#### GIVEN ENTRIES
☆ ☆ ☆ ☆ ☆
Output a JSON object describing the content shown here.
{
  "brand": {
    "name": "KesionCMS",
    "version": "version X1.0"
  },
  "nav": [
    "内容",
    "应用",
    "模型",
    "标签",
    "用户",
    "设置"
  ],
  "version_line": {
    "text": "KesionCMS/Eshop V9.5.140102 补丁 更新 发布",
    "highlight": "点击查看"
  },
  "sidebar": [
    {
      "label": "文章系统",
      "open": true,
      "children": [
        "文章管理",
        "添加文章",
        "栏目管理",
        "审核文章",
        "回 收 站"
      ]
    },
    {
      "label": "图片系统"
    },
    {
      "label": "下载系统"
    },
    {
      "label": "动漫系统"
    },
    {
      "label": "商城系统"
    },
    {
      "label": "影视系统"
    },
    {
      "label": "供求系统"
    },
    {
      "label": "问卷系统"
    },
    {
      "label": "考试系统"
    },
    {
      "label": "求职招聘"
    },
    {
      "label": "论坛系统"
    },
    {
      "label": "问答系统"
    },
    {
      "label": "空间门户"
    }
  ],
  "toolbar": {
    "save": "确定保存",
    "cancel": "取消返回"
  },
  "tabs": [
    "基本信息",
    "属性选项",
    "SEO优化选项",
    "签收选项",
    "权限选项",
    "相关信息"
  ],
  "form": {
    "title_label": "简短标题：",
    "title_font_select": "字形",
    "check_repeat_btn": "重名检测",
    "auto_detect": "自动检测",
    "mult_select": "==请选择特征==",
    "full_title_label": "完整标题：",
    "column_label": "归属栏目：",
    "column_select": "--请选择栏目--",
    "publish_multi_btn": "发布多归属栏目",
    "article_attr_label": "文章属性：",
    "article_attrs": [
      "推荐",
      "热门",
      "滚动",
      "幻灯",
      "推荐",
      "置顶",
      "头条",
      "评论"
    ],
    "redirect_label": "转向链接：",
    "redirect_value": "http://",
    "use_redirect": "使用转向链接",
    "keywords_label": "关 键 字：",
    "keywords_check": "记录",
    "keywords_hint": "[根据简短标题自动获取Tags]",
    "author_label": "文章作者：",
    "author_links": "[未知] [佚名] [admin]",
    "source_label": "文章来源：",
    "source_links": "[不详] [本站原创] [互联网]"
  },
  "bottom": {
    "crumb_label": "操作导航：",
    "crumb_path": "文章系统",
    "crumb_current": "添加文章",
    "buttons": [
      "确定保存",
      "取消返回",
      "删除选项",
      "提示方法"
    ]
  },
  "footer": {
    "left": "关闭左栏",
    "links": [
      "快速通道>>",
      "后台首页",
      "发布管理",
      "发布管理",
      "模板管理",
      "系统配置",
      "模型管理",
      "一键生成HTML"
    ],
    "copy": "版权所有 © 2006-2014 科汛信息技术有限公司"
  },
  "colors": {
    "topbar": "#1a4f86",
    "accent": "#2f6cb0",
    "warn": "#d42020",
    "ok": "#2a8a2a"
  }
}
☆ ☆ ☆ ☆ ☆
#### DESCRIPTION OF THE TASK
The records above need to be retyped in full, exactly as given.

#### WRITTEN ANSWER
Output a JSON object describing the content shown here.
{
  "brand": {
    "name": "KesionCMS",
    "version": "version X1.0"
  },
  "nav": [
    "内容",
    "应用",
    "模型",
    "标签",
    "用户",
    "设置"
  ],
  "version_line": {
    "text": "KesionCMS/Eshop V9.5.140102 补丁 更新 发布",
    "highlight": "点击查看"
  },
  "sidebar": [
    {
      "label": "文章系统",
      "open": true,
      "children": [
        "文章管理",
        "添加文章",
        "栏目管理",
        "审核文章",
        "回 收 站"
      ]
    },
    {
      "label": "图片系统"
    },
    {
      "label": "下载系统"
    },
    {
      "label": "动漫系统"
    },
    {
      "label": "商城系统"
    },
    {
      "label": "影视系统"
    },
    {
      "label": "供求系统"
    },
    {
      "label": "问卷系统"
    },
    {
      "label": "考试系统"
    },
    {
      "label": "求职招聘"
    },
    {
      "label": "论坛系统"
    },
    {
      "label": "问答系统"
    },
    {
      "label": "空间门户"
    }
  ],
  "toolbar": {
    "save": "确定保存",
    "cancel": "取消返回"
  },
  "tabs": [
    "基本信息",
    "属性选项",
    "SEO优化选项",
    "签收选项",
    "权限选项",
    "相关信息"
  ],
  "form": {
    "title_label": "简短标题：",
    "title_font_select": "字形",
    "check_repeat_btn": "重名检测",
    "auto_detect": "自动检测",
    "mult_select": "==请选择特征==",
    "full_title_label": "完整标题：",
    "column_label": "归属栏目：",
    "column_select": "--请选择栏目--",
    "publish_multi_btn": "发布多归属栏目",
    "article_attr_label": "文章属性：",
    "article_attrs": [
      "推荐",
      "热门",
      "滚动",
      "幻灯",
      "推荐",
      "置顶",
      "头条",
      "评论"
    ],
    "redirect_label": "转向链接：",
    "redirect_value": "http://",
    "use_redirect": "使用转向链接",
    "keywords_label": "关 键 字：",
    "keywords_check": "记录",
    "keywords_hint": "[根据简短标题自动获取Tags]",
    "author_label": "文章作者：",
    "author_links": "[未知] [佚名] [admin]",
    "source_label": "文章来源：",
    "source_links": "[不详] [本站原创] [互联网]"
  },
  "bottom": {
    "crumb_label": "操作导航：",
    "crumb_path": "文章系统",
    "crumb_current": "添加文章",
    "buttons": [
      "确定保存",
      "取消返回",
      "删除选项",
      "提示方法"
    ]
  },
  "footer": {
    "left": "关闭左栏",
    "links": [
      "快速通道>>",
      "后台首页",
      "发布管理",
      "发布管理",
      "模板管理",
      "系统配置",
      "模型管理",
      "一键生成HTML"
    ],
    "copy": "版权所有 © 2006-2014 科汛信息技术有限公司"
  },
  "colors": {
    "topbar": "#1a4f86",
    "accent": "#2f6cb0",
    "warn": "#d42020",
    "ok": "#2a8a2a"
  }
}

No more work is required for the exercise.